═══ EXTRACTED ENTRIES ═══
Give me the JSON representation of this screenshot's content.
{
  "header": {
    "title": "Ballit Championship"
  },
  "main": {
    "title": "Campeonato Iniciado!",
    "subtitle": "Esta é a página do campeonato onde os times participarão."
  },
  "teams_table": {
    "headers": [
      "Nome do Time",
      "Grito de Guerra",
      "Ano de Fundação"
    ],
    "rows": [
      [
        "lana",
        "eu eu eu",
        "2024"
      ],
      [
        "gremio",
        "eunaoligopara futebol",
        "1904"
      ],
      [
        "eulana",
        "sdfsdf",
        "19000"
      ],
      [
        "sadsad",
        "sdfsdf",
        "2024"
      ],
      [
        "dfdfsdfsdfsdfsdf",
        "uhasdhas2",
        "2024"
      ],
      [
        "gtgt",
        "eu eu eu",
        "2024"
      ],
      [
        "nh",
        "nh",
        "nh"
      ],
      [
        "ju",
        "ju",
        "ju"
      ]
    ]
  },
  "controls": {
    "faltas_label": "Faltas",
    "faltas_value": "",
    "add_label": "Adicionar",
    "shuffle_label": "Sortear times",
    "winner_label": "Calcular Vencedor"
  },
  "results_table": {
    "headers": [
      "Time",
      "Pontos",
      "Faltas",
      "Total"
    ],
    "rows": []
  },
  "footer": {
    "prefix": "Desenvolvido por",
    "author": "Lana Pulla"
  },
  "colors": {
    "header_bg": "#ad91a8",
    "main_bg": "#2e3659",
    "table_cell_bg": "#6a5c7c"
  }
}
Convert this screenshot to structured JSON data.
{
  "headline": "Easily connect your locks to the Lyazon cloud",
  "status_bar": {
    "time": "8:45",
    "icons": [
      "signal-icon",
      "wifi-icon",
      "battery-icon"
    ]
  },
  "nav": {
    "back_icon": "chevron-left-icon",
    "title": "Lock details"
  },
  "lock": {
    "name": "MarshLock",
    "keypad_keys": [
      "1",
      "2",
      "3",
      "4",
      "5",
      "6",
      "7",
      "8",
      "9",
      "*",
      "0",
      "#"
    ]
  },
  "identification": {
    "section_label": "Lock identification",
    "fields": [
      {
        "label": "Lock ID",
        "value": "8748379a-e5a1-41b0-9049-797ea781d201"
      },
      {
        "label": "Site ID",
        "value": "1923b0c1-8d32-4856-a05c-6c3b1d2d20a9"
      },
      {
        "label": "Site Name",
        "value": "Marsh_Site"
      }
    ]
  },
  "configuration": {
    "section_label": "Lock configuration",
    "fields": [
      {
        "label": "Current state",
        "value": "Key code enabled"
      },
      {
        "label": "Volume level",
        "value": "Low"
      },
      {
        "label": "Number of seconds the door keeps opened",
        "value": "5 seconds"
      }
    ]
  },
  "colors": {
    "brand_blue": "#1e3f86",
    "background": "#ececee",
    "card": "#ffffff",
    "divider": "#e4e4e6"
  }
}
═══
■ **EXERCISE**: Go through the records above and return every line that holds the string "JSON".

■ **ANSWER BOX**:
Give me the JSON representation of this screenshot's content.
Convert this screenshot to structured JSON data.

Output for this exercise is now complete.